> EXERCISE DESCRIPTION: Return, verbatim and in full, the records that follow, but not their pictures.

Data about app and page elements
------------------------------------------------------------------------
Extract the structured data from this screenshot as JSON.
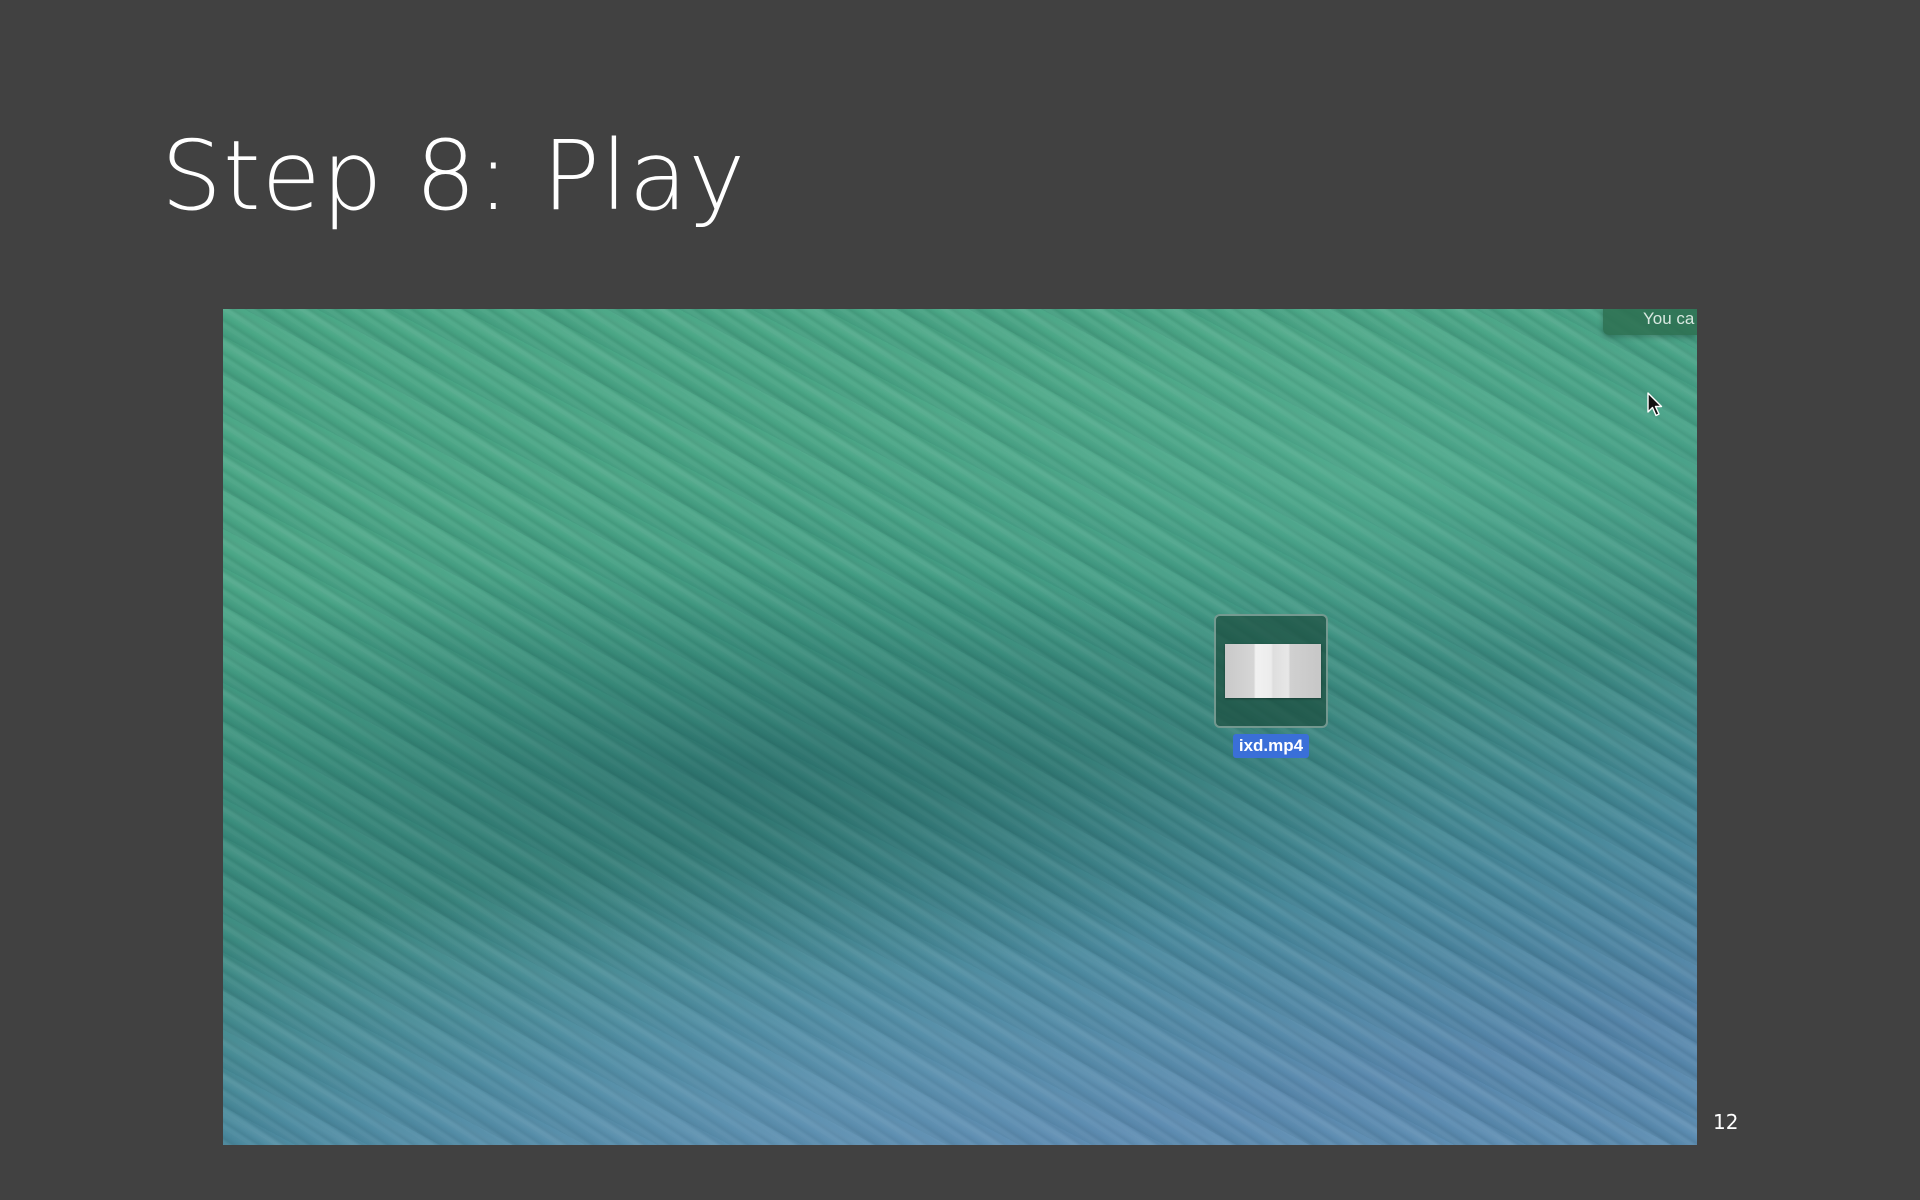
{
  "slide": {
    "title": "Step 8: Play",
    "page_number": "12"
  },
  "desktop": {
    "notification_text": "You ca",
    "file": {
      "name": "ixd.mp4",
      "icon": "video-file-icon",
      "selected": true
    },
    "cursor_icon": "mouse-pointer-icon"
  },
  "colors": {
    "slide_background": "#414141",
    "title_text": "#ffffff",
    "selection_label": "#3a6fd8",
    "wallpaper_green": "#49a785",
    "wallpaper_blue": "#5c8db2"
  }
}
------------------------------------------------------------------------
> ANSWER TO THIS PROBLEM:
Extract the structured data from this screenshot as JSON.
{
  "slide": {
    "title": "Step 8: Play",
    "page_number": "12"
  },
  "desktop": {
    "notification_text": "You ca",
    "file": {
      "name": "ixd.mp4",
      "icon": "video-file-icon",
      "selected": true
    },
    "cursor_icon": "mouse-pointer-icon"
  },
  "colors": {
    "slide_background": "#414141",
    "title_text": "#ffffff",
    "selection_label": "#3a6fd8",
    "wallpaper_green": "#49a785",
    "wallpaper_blue": "#5c8db2"
  }
}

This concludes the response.